Data records for software interfaces:
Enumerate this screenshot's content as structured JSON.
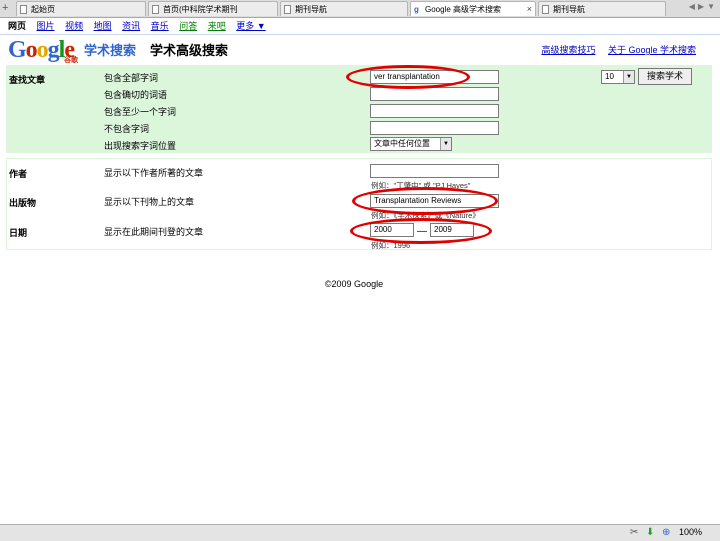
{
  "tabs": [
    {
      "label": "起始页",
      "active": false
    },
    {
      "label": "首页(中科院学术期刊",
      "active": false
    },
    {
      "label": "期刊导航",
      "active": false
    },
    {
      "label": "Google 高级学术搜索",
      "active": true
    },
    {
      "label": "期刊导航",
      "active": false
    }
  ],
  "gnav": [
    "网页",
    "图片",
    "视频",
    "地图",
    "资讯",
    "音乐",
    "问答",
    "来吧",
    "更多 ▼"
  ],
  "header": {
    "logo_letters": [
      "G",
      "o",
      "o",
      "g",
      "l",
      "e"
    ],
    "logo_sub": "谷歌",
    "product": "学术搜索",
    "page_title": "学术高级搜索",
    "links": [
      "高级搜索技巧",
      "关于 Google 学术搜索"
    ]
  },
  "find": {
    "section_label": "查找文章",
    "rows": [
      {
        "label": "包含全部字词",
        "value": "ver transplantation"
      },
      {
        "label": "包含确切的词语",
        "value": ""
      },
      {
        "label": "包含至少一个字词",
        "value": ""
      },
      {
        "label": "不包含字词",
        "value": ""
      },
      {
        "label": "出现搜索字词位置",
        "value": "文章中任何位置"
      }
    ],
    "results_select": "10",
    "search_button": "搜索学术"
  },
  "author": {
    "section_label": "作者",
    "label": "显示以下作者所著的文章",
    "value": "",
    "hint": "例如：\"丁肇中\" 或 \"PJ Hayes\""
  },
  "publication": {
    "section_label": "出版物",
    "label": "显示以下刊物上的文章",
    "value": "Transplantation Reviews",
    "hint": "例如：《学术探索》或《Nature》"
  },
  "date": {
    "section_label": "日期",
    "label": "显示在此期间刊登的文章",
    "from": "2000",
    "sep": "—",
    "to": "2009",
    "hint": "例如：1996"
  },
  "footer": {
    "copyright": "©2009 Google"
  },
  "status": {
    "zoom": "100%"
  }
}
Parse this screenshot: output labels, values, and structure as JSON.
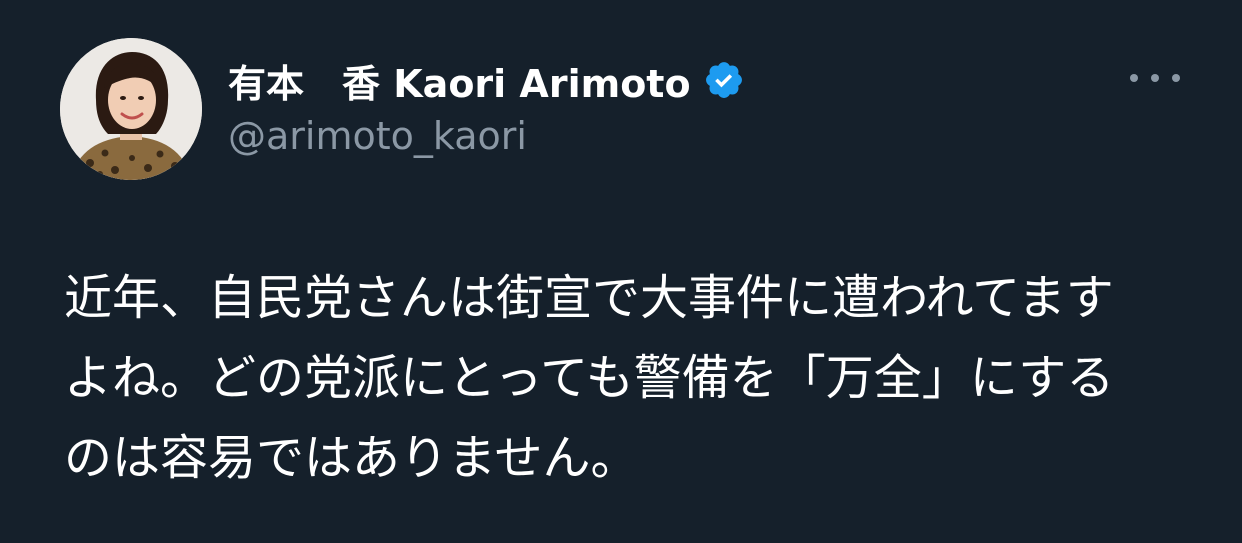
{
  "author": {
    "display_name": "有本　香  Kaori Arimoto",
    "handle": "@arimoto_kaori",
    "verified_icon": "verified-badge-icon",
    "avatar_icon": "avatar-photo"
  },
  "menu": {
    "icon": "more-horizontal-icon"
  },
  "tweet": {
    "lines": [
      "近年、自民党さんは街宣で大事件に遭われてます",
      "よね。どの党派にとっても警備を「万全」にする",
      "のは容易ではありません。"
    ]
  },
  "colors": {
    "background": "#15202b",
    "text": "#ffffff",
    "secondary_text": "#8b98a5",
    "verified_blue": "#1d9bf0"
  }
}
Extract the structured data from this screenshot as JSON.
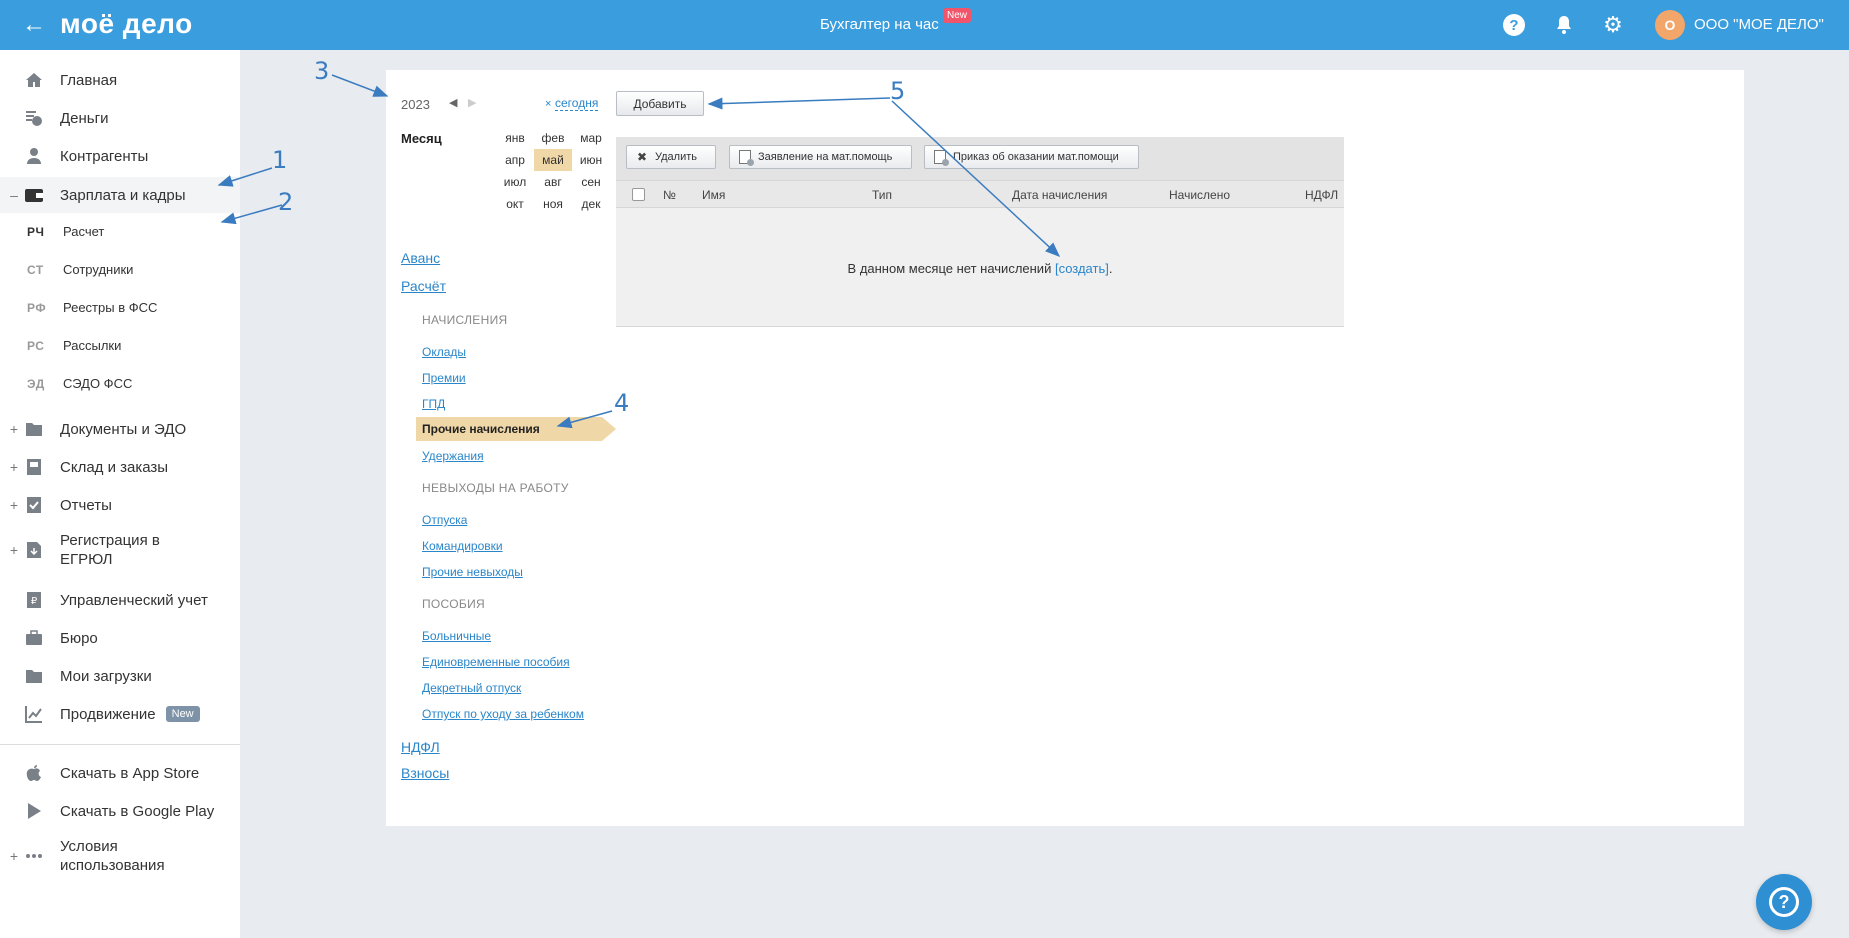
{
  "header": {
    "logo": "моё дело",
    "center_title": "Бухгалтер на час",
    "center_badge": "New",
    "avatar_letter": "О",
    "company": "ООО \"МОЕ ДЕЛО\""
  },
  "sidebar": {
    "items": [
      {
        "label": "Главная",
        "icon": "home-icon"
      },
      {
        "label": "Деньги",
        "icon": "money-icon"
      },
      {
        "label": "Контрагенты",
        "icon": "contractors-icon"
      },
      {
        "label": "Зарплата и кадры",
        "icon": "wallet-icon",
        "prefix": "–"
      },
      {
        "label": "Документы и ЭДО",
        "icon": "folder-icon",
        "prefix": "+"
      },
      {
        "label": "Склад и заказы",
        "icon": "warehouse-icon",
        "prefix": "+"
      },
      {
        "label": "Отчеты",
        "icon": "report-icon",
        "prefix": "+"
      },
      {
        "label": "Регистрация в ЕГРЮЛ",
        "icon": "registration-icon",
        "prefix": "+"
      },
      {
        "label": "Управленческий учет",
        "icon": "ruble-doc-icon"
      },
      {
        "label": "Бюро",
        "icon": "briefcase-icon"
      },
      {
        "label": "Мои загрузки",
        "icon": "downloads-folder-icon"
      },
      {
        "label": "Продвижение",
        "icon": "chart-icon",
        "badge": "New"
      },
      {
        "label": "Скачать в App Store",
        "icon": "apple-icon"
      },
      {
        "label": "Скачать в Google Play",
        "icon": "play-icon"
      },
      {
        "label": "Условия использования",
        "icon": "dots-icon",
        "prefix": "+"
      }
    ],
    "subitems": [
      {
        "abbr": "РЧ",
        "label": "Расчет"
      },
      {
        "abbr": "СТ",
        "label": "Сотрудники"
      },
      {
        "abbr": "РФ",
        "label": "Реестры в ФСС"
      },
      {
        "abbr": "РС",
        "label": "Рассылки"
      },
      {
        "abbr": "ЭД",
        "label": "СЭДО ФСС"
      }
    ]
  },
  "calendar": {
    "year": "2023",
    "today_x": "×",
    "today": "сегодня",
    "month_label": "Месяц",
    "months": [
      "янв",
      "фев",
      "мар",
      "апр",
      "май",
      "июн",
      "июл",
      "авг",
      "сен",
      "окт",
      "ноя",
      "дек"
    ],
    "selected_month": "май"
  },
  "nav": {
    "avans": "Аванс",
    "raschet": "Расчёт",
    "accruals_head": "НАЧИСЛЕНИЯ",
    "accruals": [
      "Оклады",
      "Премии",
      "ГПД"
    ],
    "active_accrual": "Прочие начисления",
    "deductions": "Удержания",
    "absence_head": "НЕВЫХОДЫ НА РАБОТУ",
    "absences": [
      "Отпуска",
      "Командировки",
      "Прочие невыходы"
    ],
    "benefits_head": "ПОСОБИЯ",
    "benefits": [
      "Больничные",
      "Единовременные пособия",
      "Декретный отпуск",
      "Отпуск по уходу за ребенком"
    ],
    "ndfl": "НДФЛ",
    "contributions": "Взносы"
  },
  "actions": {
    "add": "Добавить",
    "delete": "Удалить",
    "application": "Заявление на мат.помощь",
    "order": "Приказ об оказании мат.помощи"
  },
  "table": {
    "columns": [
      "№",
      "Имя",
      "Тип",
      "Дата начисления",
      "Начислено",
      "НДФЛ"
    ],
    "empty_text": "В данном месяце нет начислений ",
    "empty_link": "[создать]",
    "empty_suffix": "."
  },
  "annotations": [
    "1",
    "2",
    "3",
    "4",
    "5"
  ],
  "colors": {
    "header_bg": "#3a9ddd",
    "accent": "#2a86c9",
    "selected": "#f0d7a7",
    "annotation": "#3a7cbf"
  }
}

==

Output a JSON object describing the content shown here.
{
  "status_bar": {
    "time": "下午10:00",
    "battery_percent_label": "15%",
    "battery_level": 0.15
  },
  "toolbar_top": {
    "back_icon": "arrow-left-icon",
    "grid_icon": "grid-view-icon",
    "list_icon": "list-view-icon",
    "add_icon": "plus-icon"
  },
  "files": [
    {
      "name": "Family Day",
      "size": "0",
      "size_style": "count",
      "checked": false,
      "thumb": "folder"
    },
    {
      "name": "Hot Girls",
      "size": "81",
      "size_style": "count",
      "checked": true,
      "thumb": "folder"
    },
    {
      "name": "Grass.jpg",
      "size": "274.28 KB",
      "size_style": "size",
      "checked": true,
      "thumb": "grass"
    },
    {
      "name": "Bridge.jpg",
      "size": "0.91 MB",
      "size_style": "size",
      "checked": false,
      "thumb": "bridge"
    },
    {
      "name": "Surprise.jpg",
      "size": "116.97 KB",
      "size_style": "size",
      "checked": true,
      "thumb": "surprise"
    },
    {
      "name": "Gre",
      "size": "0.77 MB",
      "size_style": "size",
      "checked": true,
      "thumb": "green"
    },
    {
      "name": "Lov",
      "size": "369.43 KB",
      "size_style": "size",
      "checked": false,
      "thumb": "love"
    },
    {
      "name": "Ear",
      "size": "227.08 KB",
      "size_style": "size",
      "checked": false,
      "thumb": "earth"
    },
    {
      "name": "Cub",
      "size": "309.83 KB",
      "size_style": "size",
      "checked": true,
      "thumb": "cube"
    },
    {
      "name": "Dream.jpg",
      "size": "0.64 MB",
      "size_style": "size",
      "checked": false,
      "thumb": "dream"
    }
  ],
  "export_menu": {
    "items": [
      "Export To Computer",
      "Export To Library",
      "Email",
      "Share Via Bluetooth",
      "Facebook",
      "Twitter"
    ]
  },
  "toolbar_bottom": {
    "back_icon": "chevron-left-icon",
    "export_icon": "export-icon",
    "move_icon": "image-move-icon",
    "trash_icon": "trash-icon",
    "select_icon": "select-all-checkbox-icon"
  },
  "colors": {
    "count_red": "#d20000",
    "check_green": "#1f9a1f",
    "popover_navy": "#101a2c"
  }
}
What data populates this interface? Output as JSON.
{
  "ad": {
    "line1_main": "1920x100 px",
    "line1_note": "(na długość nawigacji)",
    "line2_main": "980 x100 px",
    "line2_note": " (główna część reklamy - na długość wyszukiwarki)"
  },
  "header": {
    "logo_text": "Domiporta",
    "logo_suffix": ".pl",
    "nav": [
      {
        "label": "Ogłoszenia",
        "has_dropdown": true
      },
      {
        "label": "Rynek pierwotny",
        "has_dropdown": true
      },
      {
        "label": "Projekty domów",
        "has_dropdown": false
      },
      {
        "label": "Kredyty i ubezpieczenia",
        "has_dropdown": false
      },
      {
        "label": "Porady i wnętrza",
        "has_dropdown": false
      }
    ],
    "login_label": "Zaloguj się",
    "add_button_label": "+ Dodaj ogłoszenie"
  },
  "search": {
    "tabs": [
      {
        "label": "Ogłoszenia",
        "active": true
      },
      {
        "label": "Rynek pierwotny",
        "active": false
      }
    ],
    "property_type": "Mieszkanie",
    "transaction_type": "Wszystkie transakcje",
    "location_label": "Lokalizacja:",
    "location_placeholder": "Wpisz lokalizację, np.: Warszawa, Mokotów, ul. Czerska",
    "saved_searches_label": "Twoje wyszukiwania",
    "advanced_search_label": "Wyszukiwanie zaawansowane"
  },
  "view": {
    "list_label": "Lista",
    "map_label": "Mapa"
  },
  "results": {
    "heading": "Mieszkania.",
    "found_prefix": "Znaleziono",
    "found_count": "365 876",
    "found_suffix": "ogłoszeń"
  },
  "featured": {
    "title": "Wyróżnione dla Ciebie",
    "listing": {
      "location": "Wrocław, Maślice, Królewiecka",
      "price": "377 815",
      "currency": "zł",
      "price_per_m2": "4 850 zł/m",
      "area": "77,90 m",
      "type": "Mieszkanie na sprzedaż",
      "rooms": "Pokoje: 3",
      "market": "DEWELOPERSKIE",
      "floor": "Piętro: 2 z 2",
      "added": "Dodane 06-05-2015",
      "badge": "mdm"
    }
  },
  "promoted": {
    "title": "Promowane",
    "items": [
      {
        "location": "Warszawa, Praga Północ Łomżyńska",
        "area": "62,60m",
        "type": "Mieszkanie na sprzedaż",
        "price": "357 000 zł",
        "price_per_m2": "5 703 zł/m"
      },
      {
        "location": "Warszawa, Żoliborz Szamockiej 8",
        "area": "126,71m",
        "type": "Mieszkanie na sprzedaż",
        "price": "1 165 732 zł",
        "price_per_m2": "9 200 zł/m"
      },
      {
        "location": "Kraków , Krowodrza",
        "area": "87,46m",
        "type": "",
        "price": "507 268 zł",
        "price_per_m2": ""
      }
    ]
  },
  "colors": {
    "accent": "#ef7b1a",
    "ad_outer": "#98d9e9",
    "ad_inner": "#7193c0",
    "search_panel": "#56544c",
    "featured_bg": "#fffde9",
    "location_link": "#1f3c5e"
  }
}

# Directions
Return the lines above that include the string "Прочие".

# Answer section
    "active_accrual": "Прочие начисления",
      "Прочие невыходы"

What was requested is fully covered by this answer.